We often hear about impacted teeth, but most patients are not sure what it really means. We will discuss what an impacted upper canine is, why treatment is important, and treatment options available to correct it.
What’s an impacted upper canine?
An impacted canine is essentially one that is oriented so that it cannot erupt into the mouth. These impacted canines are most common in the upper jaw.
They can be positioned to the outside of the jaw, or more commonly aimed toward the middle of the palate. The latter is known as a palatally-impacted canine, and we shall focus on this situation.
(The red arrow indicates a palatally-impacted upper canine, and the green arrow indicates a normally-erupting canine.)
What are the treatment options for impacted upper canines?
The standard treatment is to place braces on the other teeth and having an oral surgeon or gum specialist expose the canine by removing the “soft tissue” covering the tooth.
A bracket with a gold chain (I know, how early 80’s!) is typically attached so that the orthodontist can gently move the canine into its proper position in the dental arch. This usually adds about 6 months to standard orthodontic treatment.
However, there is a “hack” that can be done to raise the odds of an impacted canine self-correcting. That is to remove the primary or baby canine (yellow arrow to the left) that is holding space for the permanent one.
By how much are the odds of self-correction improved?
Two recent systematic reviews of previously published research indicate that there is a 25-30% better chance of self-correction, or the canine erupting into the mouth if the primary canine is extracted.

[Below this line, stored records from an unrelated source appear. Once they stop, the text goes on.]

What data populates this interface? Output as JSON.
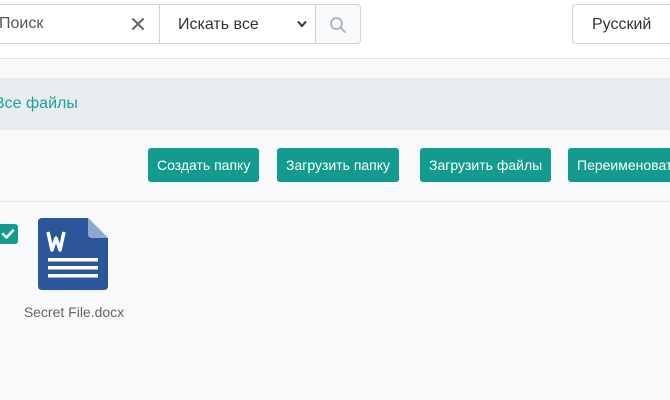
{
  "search": {
    "placeholder": "Поиск",
    "scope_selected": "Искать все"
  },
  "language": "Русский",
  "breadcrumb": {
    "root_label": "Все файлы"
  },
  "toolbar": {
    "create_folder": "Создать папку",
    "upload_folder": "Загрузить папку",
    "upload_files": "Загрузить файлы",
    "rename": "Переименовать"
  },
  "files": [
    {
      "name": "Secret File.docx",
      "type_icon": "word-doc-icon",
      "selected": true
    }
  ],
  "colors": {
    "accent": "#139c8e",
    "link": "#1aa39a",
    "word_blue": "#2b579a"
  }
}
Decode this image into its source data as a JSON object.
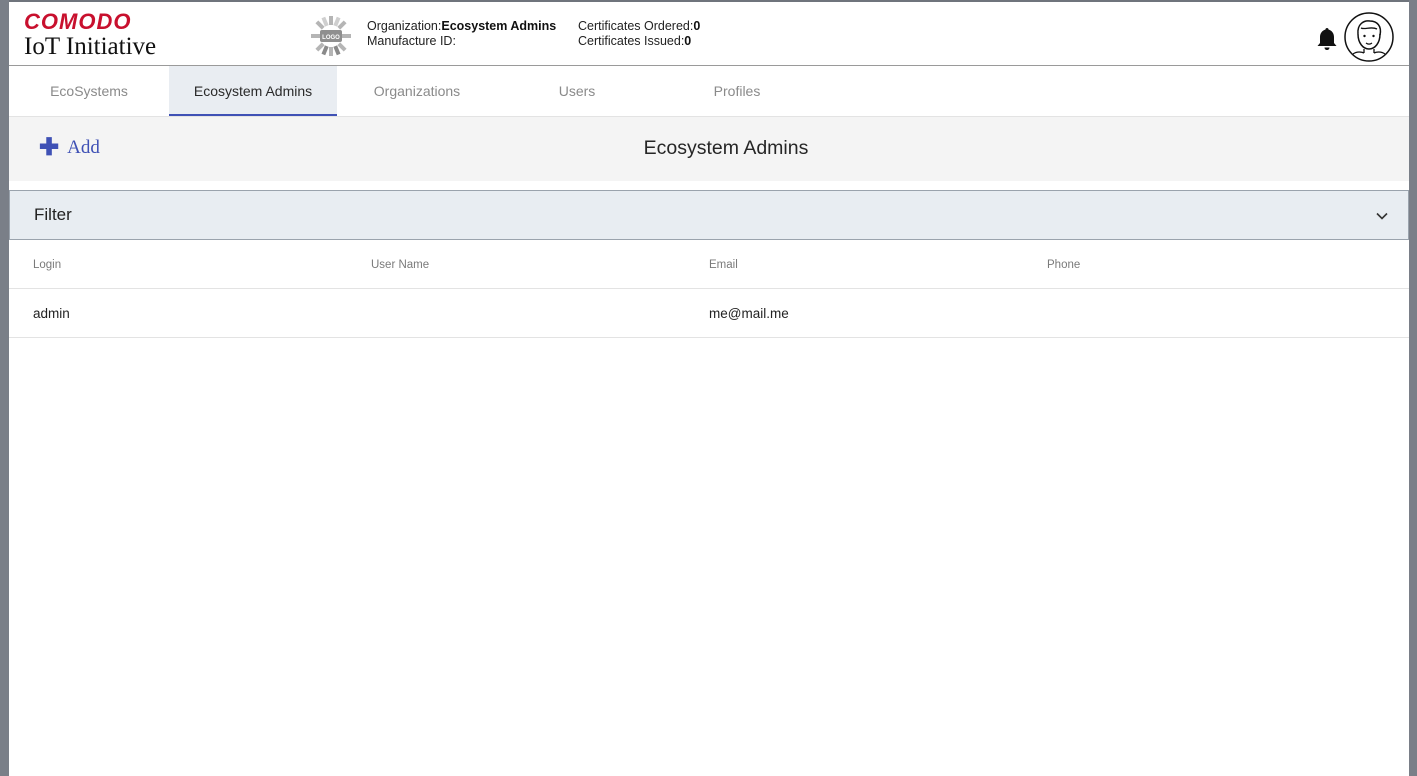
{
  "brand": {
    "name": "COMODO",
    "product": "IoT Initiative",
    "accent": "#c8102e"
  },
  "header": {
    "logo_placeholder_text": "LOGO",
    "organization_label": "Organization:",
    "organization_value": "Ecosystem Admins",
    "manufacture_label": "Manufacture ID:",
    "manufacture_value": "",
    "cert_ordered_label": "Certificates Ordered:",
    "cert_ordered_value": "0",
    "cert_issued_label": "Certificates Issued:",
    "cert_issued_value": "0",
    "icons": [
      "bell-icon",
      "avatar-icon"
    ]
  },
  "tabs": [
    {
      "label": "EcoSystems",
      "active": false
    },
    {
      "label": "Ecosystem Admins",
      "active": true
    },
    {
      "label": "Organizations",
      "active": false
    },
    {
      "label": "Users",
      "active": false
    },
    {
      "label": "Profiles",
      "active": false
    }
  ],
  "toolbar": {
    "add_label": "Add",
    "title": "Ecosystem Admins",
    "primary_color": "#3f51b5"
  },
  "filter": {
    "label": "Filter"
  },
  "table": {
    "columns": [
      "Login",
      "User Name",
      "Email",
      "Phone"
    ],
    "rows": [
      {
        "login": "admin",
        "user_name": "",
        "email": "me@mail.me",
        "phone": ""
      }
    ]
  }
}
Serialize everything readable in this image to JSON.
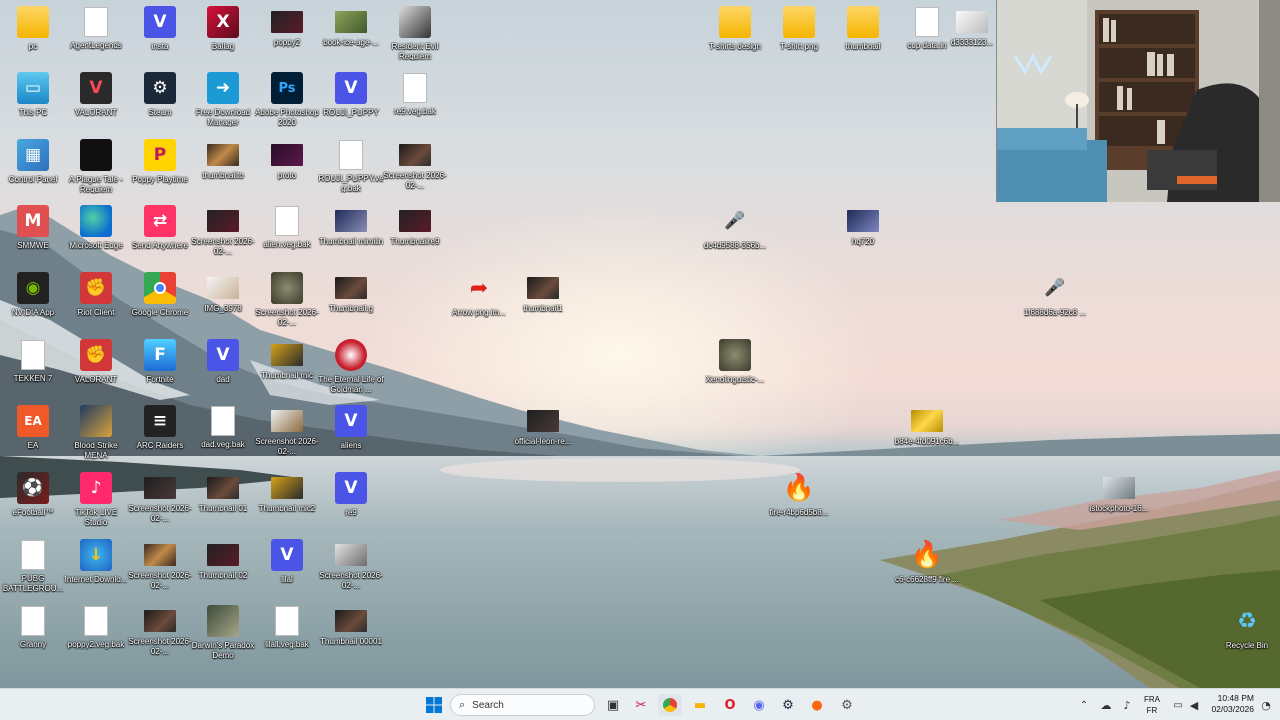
{
  "desktop": {
    "col1": [
      "pc",
      "This PC",
      "Control Panel",
      "SMMWE",
      "NVIDIA App",
      "TEKKEN 7",
      "EA",
      "eFootball™",
      "PUBG BATTLEGROU...",
      "Granny"
    ],
    "col2": [
      "AgentLegends",
      "VALORANT",
      "A Plague Tale - Requiem",
      "Microsoft Edge",
      "Riot Client",
      "VALORANT",
      "Blood Strike MENA",
      "TikTok LIVE Studio",
      "Internet Downlo...",
      "poppy2.veg.bak"
    ],
    "col3": [
      "insta",
      "Steam",
      "Poppy Playtime",
      "Send Anywhere",
      "Google Chrome",
      "Fortnite",
      "ARC Raiders",
      "Screenshot 2026-02-...",
      "Screenshot 2026-02-...",
      "Screenshot 2026-02-..."
    ],
    "col4": [
      "Ballag",
      "Free Download Manager",
      "thumbnailto",
      "Screenshot 2026-02-...",
      "IMG_3978",
      "dad",
      "dad.veg.bak",
      "Thumbnail 01",
      "Thumbnail 02",
      "Darwin's Paradox Demo"
    ],
    "col5": [
      "poppy2",
      "Adobe Photoshop 2020",
      "proto",
      "alien.veg.bak",
      "Screenshot 2026-02-...",
      "Thumbnail mic",
      "Screenshot 2026-02-...",
      "Thumbnail mic2",
      "lilal",
      "lilall.veg.bak"
    ],
    "col6": [
      "book-ice-age-...",
      "ROUJI_PUPPY",
      "ROUJI_PUPPY.veg.bak",
      "Thumbnail mimilin",
      "Thumbnail.g",
      "The Eternal Life of Goldman ...",
      "aliens",
      "re9",
      "Screenshot 2026-02-...",
      "Thumbnail 00001"
    ],
    "col7": [
      "Resident Evil Requiem",
      "re9.veg.bak",
      "Screenshot 2026-02-...",
      "Thumbnailre9"
    ],
    "loose": {
      "arrow": "Arrow png im...",
      "thumbnail1": "thumbnail1",
      "official": "official-leon-re...",
      "xeno": "Xenolinguistic-...",
      "dc": "dc4d9588-356b...",
      "hq": "hq720",
      "gold": "b84e-4fd091c6b...",
      "fire1": "fire-r4bp6d5b8...",
      "fire2": "c6-c6628ff9 fire ...",
      "mic2": "1f688d6a-92c8 ...",
      "istock": "istockphoto-16...",
      "recycle": "Recycle Bin"
    },
    "topright": [
      "T-shirts design",
      "T-shirt png",
      "thumbnail",
      "cup data.in",
      "d3333123..."
    ]
  },
  "taskbar": {
    "search_placeholder": "Search",
    "lang_line1": "FRA",
    "lang_line2": "FR",
    "time": "10:48 PM",
    "date": "02/03/2026"
  },
  "colors": {
    "taskbar_bg": "#e9eef1",
    "windows_blue": "#0078d4",
    "label_text": "#ffffff"
  }
}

The second review is linked here.
In my opinion, this is a low-risk potentially high yield option that should be considered in patients aged 9-12. Some factors include how out of position the permanent canine is, and how far along the dental development is in general.
The bottom line:
If your child is diagnosed with a palatally-impacted canine or is at risk of one developing, then extraction of the corresponding primary canine is a discussion you should have with your orthodontist. Feel free to contact us if you have questions about this blog post.
*Acknowledgement to Dr. Kevin O’Brien for evaluating the two referenced systematic reviews in his blog.